New Worker Banner

The Weekly paper of the New Communist Party of Britain

Unlikely militants

by New Worker correspondent

HEALTH visitors, a group not noted normally noted for their industrial militancy, have been forced into taking two days of strike action next week by the “intransigence” of their employers, Lincolnshire County Council, according to their union, Unite.

The 58 health visitors, belonging to the union’s Community Practitioners’ and Health Visitors’ Association (CPHVA) section, who voted by an 84 per cent majority for action, are on NHS pay scales. They have had no increases in pay since being transferred to the local authority however, which has different pay rates. Both council and NHS employees have received wage awards, but these health visitors have not. Last year NHS staff in England accepted a three-year pay deal that, for most staff, meant a 6.5 per cent pay rise over three years.

East Midlands Unite official Paresh Patel said: “Unite entered into today’s talks, under the auspices of the conciliation service ACAS, in good faith, but the council bosses have refused to budge and agree to pay our members the rate for the job.

“Our members, who provide vital support for families and children throughout Lincolnshire, have been buoyed up by the fantastic support that they have received from the public who appreciate the work they do, even if the county council doesn’t.”

Union claims that the county’s health visitor members have lost more than £2,000 per year since being transferred from the NHS to the county council in October 2017.

Apart from the pay issue, health visitors are seriously concerned about the downgrading of the health visitors’ professional status, resulting in fewer staff doing the specialist health visitor role.

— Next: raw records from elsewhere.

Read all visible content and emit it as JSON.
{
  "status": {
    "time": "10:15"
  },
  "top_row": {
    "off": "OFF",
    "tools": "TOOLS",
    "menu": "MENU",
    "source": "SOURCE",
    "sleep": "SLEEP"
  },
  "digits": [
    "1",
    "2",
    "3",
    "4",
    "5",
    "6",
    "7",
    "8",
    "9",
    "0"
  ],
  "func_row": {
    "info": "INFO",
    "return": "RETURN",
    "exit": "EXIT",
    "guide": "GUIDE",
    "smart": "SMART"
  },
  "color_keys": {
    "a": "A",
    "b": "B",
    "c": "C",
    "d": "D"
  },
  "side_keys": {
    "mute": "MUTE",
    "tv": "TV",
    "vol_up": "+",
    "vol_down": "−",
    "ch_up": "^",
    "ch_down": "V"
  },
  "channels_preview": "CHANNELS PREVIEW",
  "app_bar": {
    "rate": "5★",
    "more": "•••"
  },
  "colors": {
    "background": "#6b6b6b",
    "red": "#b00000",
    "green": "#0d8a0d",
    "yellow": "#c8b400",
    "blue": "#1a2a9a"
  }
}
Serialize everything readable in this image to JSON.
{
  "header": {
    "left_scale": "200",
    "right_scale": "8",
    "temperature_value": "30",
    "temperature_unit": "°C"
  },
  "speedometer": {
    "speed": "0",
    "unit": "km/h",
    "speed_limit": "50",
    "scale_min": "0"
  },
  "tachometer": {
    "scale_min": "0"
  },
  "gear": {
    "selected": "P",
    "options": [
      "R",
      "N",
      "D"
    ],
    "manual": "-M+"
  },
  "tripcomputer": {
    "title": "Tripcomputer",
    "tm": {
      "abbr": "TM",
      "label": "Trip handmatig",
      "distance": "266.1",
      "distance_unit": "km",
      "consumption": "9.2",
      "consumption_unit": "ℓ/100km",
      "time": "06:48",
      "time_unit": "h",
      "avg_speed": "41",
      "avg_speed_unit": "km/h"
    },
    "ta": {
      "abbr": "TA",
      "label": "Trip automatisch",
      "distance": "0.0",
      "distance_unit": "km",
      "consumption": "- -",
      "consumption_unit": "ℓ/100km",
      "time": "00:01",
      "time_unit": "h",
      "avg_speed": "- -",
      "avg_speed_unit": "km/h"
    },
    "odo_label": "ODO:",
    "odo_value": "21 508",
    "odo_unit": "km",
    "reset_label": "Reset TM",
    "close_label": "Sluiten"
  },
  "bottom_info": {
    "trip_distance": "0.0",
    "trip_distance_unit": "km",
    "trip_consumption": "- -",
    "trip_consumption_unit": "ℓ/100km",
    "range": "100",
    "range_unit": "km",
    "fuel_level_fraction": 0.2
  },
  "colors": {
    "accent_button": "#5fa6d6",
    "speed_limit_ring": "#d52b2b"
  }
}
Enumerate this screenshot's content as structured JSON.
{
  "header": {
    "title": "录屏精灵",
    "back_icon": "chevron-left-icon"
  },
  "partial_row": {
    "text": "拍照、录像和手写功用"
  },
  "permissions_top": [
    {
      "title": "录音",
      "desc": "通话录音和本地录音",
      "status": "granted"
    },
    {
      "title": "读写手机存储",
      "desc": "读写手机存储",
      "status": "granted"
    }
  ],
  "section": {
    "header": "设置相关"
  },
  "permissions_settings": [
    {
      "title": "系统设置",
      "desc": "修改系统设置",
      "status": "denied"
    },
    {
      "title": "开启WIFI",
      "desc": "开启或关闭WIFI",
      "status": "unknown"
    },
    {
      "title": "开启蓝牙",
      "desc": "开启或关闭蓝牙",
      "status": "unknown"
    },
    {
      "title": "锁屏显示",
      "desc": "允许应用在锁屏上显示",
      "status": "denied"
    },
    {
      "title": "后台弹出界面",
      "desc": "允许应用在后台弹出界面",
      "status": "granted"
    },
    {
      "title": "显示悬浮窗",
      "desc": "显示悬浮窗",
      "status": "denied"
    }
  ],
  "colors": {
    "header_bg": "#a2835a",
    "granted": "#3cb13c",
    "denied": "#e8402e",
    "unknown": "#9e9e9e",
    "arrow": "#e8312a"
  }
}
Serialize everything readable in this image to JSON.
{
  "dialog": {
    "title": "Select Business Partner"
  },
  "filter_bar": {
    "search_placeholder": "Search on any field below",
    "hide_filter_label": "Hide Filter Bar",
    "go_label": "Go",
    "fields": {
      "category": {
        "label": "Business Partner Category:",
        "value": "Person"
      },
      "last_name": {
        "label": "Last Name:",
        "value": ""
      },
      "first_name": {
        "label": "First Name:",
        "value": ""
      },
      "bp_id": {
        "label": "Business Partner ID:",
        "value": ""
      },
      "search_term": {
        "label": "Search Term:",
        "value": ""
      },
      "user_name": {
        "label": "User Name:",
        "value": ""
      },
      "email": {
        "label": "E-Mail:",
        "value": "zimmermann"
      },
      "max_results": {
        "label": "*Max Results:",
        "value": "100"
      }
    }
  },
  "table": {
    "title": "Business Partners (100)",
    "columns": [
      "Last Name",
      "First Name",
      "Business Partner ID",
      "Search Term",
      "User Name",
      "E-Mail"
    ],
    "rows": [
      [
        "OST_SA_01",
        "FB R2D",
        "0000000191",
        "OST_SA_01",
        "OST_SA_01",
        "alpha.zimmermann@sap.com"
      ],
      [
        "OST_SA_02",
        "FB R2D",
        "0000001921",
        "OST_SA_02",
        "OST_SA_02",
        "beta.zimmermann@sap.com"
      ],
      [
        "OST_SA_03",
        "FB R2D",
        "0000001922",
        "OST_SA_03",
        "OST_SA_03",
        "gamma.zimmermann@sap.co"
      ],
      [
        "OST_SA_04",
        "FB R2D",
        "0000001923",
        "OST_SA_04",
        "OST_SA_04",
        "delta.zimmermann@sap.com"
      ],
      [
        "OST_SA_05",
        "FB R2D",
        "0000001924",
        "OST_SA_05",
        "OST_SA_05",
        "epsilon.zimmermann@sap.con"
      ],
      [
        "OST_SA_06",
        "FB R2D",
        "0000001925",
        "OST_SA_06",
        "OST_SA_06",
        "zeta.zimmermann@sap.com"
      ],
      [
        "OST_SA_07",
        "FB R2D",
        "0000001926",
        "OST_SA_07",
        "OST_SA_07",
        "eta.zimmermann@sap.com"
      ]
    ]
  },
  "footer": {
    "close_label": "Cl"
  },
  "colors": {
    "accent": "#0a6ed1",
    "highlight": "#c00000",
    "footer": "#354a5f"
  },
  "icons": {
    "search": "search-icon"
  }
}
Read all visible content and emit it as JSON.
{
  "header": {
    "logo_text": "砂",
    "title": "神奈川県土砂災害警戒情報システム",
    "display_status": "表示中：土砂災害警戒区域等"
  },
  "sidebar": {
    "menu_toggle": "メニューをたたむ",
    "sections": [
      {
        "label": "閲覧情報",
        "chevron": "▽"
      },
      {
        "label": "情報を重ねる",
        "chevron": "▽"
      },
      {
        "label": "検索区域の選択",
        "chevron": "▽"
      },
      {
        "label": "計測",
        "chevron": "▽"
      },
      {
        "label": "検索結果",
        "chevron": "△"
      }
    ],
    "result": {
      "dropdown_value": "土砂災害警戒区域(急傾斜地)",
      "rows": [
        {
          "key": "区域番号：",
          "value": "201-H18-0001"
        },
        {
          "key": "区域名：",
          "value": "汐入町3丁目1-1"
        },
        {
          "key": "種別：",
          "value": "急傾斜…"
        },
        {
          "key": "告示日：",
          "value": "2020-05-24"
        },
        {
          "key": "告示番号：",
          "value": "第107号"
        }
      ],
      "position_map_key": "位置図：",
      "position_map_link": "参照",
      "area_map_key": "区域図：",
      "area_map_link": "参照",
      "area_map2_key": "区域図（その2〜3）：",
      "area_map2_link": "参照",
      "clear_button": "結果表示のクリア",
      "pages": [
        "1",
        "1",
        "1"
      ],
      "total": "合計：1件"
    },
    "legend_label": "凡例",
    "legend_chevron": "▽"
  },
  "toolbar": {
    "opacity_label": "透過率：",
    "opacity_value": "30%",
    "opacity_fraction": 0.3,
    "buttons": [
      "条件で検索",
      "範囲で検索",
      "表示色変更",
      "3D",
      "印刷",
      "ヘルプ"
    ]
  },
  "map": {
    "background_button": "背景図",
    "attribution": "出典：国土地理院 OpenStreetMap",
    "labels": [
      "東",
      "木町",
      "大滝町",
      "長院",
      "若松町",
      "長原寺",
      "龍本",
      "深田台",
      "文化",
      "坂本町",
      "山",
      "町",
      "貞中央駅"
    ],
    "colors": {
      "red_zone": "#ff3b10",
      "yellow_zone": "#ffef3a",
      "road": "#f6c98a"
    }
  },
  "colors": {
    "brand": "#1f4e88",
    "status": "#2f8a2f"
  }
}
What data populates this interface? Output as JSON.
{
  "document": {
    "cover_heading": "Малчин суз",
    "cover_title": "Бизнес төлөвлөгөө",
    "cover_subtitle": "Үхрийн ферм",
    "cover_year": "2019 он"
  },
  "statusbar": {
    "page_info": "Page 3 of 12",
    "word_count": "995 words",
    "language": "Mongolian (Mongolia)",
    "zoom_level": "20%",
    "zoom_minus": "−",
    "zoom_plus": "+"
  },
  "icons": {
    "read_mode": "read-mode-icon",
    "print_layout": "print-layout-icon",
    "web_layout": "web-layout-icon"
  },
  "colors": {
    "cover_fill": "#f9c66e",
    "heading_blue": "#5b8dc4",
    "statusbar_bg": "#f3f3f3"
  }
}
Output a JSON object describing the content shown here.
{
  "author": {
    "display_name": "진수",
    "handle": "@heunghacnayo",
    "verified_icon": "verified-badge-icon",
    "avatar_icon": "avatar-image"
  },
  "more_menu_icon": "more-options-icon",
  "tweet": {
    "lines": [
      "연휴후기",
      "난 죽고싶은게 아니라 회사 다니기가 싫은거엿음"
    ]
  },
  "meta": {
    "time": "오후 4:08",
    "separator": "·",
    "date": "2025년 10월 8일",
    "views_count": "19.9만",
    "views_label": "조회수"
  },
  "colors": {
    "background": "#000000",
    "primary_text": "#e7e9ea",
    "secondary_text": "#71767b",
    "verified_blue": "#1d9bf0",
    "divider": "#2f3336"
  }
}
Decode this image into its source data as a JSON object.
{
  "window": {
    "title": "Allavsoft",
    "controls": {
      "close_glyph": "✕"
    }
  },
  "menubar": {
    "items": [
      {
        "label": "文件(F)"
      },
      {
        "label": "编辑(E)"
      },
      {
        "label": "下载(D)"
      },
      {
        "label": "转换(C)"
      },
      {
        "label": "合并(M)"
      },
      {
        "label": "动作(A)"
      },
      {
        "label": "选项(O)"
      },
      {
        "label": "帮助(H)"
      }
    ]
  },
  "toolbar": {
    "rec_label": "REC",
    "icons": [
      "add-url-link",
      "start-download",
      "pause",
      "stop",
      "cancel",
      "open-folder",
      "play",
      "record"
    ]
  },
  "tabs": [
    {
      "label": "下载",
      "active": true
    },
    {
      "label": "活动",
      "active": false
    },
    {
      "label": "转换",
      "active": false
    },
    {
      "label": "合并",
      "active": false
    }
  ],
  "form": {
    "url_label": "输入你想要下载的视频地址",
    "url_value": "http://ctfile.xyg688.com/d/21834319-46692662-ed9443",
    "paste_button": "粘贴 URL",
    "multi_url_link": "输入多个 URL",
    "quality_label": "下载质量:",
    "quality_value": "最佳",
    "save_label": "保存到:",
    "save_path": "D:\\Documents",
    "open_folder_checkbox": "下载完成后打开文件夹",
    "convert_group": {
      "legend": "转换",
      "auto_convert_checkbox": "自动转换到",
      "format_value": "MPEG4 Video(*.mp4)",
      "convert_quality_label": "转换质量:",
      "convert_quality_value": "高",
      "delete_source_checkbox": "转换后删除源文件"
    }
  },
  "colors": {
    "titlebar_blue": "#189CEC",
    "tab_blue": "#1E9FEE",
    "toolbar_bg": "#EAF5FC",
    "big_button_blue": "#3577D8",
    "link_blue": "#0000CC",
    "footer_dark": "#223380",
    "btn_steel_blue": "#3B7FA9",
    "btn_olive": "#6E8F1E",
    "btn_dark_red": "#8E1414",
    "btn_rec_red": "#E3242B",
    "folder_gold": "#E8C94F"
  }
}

They are particularly irritated that the overwhelmingly Tory council recently handed its former chief executive Keith Ireland a £292,000 pay-off for a mere six months work.

Overall in England there were 7,694 health visitors in January this year, a massive fall of 25 per cent since their peak of more than 10,000 in October 2015 when the Health Visitor Implementation Plan ended, this is the lowest since 2012.